Helping Those Who Help Themselves

I am just returning from Kansas where I met with Catholics from Catholic Extension-supported parishes in the diocese of Dodge City.  This is a rural diocese, where hard work is simply a way of life.

As I drove from town to town, the sights and smells of the agriculture industry driving this local economy were hard to miss.  I passed through endless fields where wheat and corn are grown every year atop the flat terrain; I passed by pungent-smelling ”feedlots,” where as many as 90,000 cattle are fed until they double their weight to supply beef demands in markets around the world; and I saw several plants where 4,000 employees slaughter, process, and pack 5,000 cattle a day.  The people who tend these fields and toil in these factories are clearly no strangers to hard work.

Cattle graze fields outside of Jetmore, KS

It was equally hard to miss how hard the people of Kansas work for their faith communities.  They bring the same ethic to their business and labor endeavors as they do to their Catholic faith.

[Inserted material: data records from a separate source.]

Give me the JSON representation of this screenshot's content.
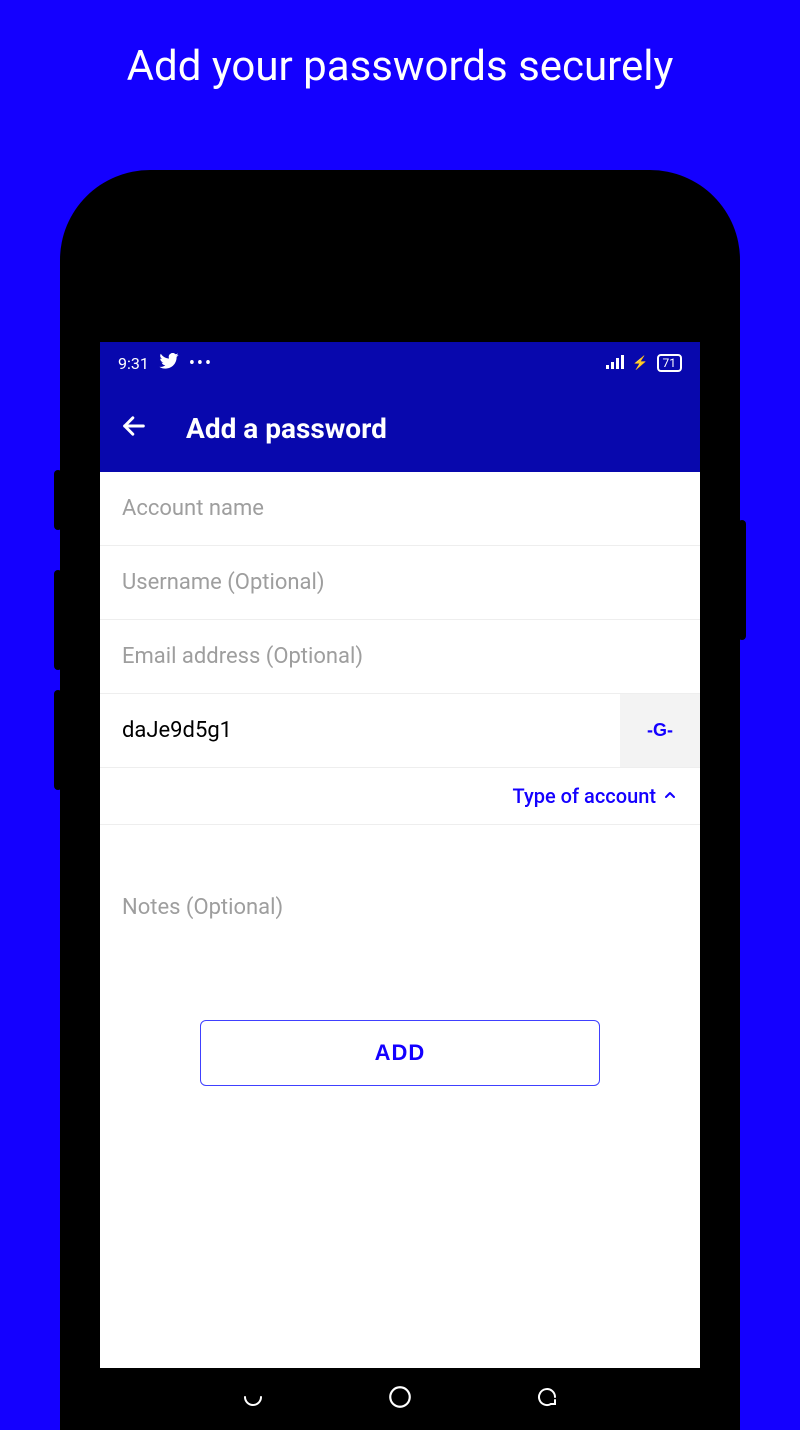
{
  "marketing": {
    "title": "Add your passwords securely"
  },
  "status": {
    "time": "9:31",
    "battery": "71"
  },
  "appbar": {
    "title": "Add a password"
  },
  "form": {
    "account_placeholder": "Account name",
    "username_placeholder": "Username (Optional)",
    "email_placeholder": "Email address (Optional)",
    "password_value": "daJe9d5g1",
    "generate_label": "-G-",
    "type_label": "Type of account",
    "notes_placeholder": "Notes (Optional)",
    "add_label": "ADD"
  }
}
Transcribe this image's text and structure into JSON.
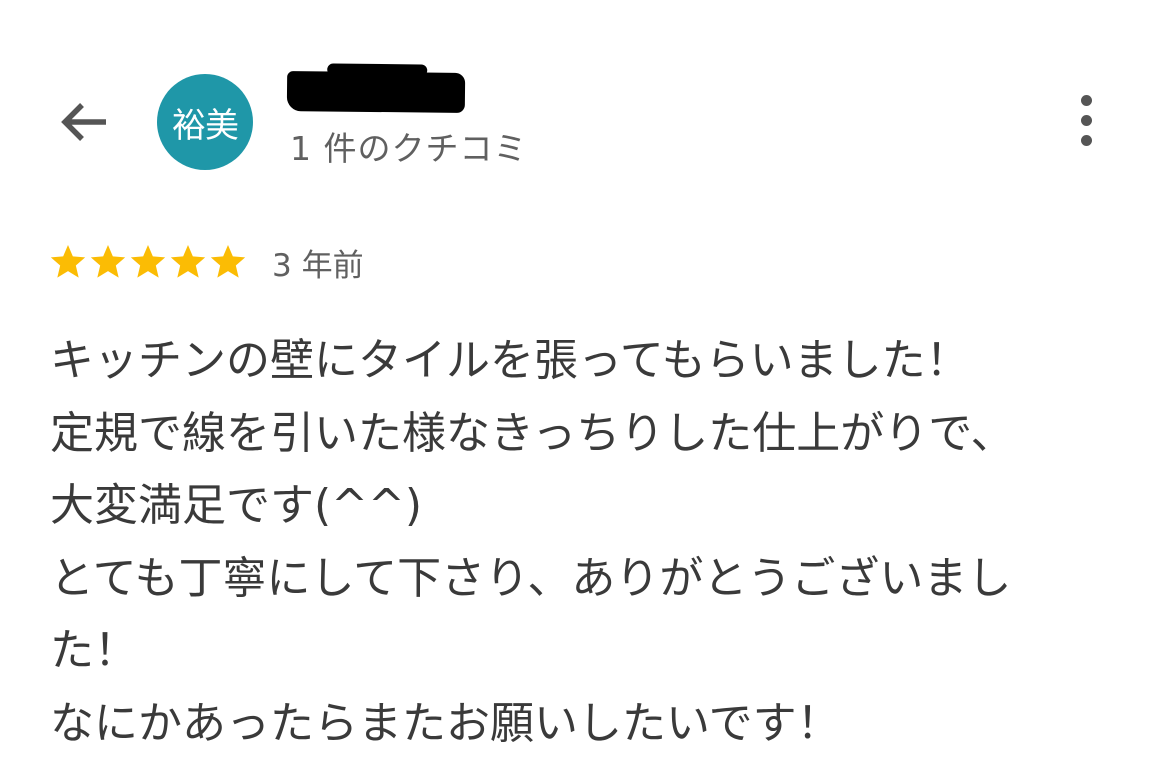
{
  "header": {
    "back_label": "back",
    "avatar_text": "裕美",
    "avatar_color": "#1f97a8",
    "name_redacted": true,
    "review_count": "1 件のクチコミ",
    "more_label": "more"
  },
  "review": {
    "rating": 5,
    "rating_max": 5,
    "star_color": "#fbbc04",
    "relative_time": "3 年前",
    "lines": [
      "キッチンの壁にタイルを張ってもらいました！",
      "定規で線を引いた様なきっちりした仕上がりで、",
      "大変満足です(^^)",
      "とても丁寧にして下さり、ありがとうございまし",
      "た！",
      "なにかあったらまたお願いしたいです！"
    ]
  }
}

I understood very quickly that no job was too difficult to handle for the parishioners of St. Lawrence in Jetmore.  Parishioners in this southwestern Kansas town of about 1,500 residents do everything from managing the books to shoveling the sidewalk to providing religious education for their children.  With about 70 Catholic families in their community, these parishioners know that if their faith and their parish are to continue to thrive, they simply have to roll up their sleeves and make it happen.  “How is your parish different from parishes in urban areas?” I asked.  “We’ve seen many priests come and go over the last ten years,” said the head of the parish council, “so we have to take it upon ourselves to do the work in this church.”

Catholic Extension provides a small $5,000 grant to the parish, which helps support the salary of their only paid staff person, the pastor.  “That grant helps us get by,” said Cheryl, the director of religious education. “Here, that money goes a long way.”

The religious education classroom, built by parishioners, where Cheryl teaches the faith to local children and teens

The parish is earnestly preparing for a great celebration later this year in which a seminarian from their parish will be ordained to the priesthood and celebrate his first mass in Jetmore.  His ordination affirms their faith and validates their hard work.

An hour and a half southwest of Jetmore we visited St. Alphonsus mission parish in Satanta, where Catholic Extension provides a grant for a religious sister, who serves as the parish’s leader in the absence of a full-time pastor.  Sister Maltide has been there for eight years, and although she is not a native of Kansas, she has embraced their spirit of community and hard work.  Sr. Matilde shared with me that when she arrived in this rural town of 1,500, as many as seven teenage high school girls from the area were pregnant.  “We have got to change this,” she said.  With support from local parish volunteers, St. Alphonsus formed a youth group and a dynamic religious education program, drawing as many as 110 kids.  Thankfully, they’ve seen the teenage pregnancy problem subside.

“We are a people who band together,” said Lisa, a parishioner at St. Alphonsus and a convert to Catholicism, who is active in youth ministry.  “I could literally pick up the phone and have 25 volunteers here within an hour to help with anything we need.”  It’s amazing what some hard-working people who are deeply rooted in their faith can accomplish.

Band of parish leaders in Satanta, KS

Later that evening I saw the new bishop, who was ordained and installed two weeks ago.  I told him that we were deeply inspired by what we had seen that day.  “Catholic Extension gives witness to the Catholic communities that are not on people’s radar screens,” I told him.  “But we believe with full conviction that the faith is most vibrant in dioceses like Dodge City, and that you are really at the heart of the church.”  Bishop John, a native Kansan, simply smiled and grinned.  I think he knows how truly blessed he is to be in a place where people are so dedicated and work so hard at their faith.

— Joe Boland, Senior Director of Grants Management